It was another late evening. She’d had an unexpected hour-long interruption in her workday, which meant rescheduling a tech-support appointment and taking a much later train. Worse still, the support was unsupportive; and, worse than that, the lack of support came from a company known for products that don’t need support because they just work.
She stood at the refrigerator, displaying classic signs of a terrible trifecta: tired, hungry, and indecisive.
“Eggs and grits?” I asked.
“You don’t have to make me dinner.”
No, but I could start the process, and that might help. I took the jar of grits from its shelf; she brought the eggs from the refrigerator and took over. I looked for something that would make us both laugh. (My day hadn’t gone so badly, except for a frustrating recording session in which I proved less-than-able to sing on pitch; in any event, no day is so good that it can’t be improved by laughter.)
“Could we have more episodes of the game show?”
I had something else in mind, a segment I’d read about from a comedy news show. A segment about Ayn Rand, of all things. She wasn’t sure it would be funny. I haven’t read Atlas Shrugged or The Fountainhead, but I know we both like this show’s smart writing and delivery. She gave me a crash course in objectivism as we took our bowls upstairs (my eggs topped with a dab of her well-traveled salsa). One video led to another, and unhappy hours were forgotten.

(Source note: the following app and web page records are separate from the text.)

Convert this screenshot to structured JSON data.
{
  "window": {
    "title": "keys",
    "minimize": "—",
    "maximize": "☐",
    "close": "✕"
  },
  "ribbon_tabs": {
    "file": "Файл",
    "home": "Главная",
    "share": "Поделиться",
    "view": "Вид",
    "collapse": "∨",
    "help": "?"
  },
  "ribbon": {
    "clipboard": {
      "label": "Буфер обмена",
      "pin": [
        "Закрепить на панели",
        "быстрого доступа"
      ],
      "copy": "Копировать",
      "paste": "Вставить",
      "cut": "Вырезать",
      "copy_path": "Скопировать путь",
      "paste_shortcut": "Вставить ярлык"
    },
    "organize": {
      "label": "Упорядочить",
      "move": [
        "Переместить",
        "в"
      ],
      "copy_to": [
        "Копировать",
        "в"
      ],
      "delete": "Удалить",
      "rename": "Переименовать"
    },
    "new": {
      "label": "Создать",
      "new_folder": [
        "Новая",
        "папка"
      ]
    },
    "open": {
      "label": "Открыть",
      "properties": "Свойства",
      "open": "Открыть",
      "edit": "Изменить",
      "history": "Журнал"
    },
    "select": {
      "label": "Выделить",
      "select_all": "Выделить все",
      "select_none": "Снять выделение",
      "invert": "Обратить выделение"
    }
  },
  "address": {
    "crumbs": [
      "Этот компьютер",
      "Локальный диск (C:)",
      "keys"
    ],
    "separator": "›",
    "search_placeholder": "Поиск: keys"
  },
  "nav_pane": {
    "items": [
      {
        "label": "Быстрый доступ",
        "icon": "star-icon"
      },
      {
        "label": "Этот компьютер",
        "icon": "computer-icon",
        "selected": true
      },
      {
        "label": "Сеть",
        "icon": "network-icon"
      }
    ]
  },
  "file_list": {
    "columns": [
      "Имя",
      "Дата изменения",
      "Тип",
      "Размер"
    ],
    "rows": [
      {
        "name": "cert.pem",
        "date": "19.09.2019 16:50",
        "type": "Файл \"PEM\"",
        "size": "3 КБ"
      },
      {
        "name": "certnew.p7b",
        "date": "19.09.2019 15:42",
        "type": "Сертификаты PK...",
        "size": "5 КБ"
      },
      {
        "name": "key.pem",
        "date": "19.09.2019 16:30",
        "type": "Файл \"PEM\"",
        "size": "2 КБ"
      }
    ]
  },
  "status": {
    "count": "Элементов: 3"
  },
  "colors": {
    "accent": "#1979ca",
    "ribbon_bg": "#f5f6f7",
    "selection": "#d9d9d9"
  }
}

Some days end with ice cream and poetry; some, with scrambled eggs and late-night TV. Sometimes, we don’t want a snack at all. When the day’s cares are set aside, dreams are all the sweeter.